Are financial advisors practicing what they preach?
As you know, the Dow dropped to just above 10,000 in mid-April–well below the early March high of close to 11,000.
When I saw that, the thought quickly crossed my mind: Did the financial advisors and financial company executives practice what they preached? You know–did they do the asset allocation, the periodic rebalancing, the dollar cost averaging, the annual reviews for their own personal accounts? I sure hope so. That should keep them in a safer money zone than those who invest without follow-up or monitoring.
It also would be a great story to tell clients: “Remember when he had that big drop in mid-April of ’05? Well, I employ the same strategy that I am recommending to you, and the result in April was that….” (Hopefully, it was a good result.)
Chances are, though, that at least some experts were caught off guard by the market’s drop. They may have planned to reallocate their funds when the market was surging but somehow never got around to it. And by now, they surely are kicking themselves for the oversight.
This raises 2 key points for financial pros: They need to employ sound money management practices themselves; and they need to own the products (or at least the product classes) they sell.
From my conversations with many people in various financial sectors, neither point is a given.
Consider: At several conferences I’ve attended, speakers have asked the audience: “How many of you own…(the insurance coverage under discussion)?” Amazingly, very few people raise their hands.
That is an alarm bell. Why do so many professionals not say they own the coverage that is the source of their bread and butter?
OK, some non-hand-raisers might just be shy; they own it but don’t tell. Others might be very private about revealing financial positions of any kind.
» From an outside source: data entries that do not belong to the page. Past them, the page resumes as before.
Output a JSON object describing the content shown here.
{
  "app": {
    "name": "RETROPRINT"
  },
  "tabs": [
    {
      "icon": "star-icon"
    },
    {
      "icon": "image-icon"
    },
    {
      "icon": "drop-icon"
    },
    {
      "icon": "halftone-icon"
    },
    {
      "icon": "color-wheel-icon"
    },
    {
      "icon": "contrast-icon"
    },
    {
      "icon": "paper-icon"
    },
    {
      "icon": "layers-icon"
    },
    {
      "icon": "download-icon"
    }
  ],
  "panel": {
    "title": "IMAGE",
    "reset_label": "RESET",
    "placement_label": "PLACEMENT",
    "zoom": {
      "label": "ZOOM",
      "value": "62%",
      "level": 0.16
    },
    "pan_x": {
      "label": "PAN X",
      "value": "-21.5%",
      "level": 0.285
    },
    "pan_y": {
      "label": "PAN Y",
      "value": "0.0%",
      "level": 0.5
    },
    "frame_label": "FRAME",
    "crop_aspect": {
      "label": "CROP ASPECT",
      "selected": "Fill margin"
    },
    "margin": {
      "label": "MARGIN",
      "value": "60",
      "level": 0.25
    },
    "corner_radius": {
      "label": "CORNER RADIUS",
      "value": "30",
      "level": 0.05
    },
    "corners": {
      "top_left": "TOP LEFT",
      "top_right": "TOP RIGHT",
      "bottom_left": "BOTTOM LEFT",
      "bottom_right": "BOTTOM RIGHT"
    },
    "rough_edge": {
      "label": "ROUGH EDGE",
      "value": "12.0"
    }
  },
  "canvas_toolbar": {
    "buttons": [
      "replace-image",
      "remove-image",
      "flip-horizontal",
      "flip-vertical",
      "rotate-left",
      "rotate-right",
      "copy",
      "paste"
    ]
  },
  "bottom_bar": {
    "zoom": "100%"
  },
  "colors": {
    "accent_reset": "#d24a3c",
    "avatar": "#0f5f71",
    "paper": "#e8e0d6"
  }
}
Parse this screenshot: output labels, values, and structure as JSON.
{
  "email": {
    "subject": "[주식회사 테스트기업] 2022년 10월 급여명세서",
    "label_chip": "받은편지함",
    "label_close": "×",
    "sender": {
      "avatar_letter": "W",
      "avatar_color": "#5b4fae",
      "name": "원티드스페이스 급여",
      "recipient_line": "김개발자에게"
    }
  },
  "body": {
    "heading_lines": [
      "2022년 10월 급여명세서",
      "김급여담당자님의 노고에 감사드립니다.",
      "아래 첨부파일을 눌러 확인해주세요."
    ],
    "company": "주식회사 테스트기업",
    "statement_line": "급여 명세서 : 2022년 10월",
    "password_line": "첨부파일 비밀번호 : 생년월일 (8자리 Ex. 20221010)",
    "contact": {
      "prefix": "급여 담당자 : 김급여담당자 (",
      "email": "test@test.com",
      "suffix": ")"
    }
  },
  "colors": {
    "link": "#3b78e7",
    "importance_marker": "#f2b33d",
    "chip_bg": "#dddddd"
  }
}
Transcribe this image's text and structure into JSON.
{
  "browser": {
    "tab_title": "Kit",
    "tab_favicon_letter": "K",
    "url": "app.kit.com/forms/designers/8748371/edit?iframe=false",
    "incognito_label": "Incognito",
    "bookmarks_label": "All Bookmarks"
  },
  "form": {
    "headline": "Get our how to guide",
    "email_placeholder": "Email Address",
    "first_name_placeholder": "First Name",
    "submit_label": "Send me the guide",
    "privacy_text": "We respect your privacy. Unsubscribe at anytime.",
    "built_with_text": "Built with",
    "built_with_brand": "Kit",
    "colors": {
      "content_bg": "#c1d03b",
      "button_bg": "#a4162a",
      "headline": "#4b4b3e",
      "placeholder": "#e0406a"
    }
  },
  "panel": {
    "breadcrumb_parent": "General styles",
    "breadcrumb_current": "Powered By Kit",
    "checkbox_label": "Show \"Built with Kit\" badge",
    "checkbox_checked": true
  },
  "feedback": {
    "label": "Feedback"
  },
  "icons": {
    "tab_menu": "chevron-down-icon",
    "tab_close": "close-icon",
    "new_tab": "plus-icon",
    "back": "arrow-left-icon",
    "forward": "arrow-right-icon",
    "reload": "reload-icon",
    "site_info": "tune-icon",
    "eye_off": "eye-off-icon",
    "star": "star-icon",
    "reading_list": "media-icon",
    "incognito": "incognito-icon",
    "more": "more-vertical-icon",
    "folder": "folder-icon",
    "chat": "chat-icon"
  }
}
Still, the responses are so consistent from session to session that it’s hard not to think that many industry professionals really do not own what they sell.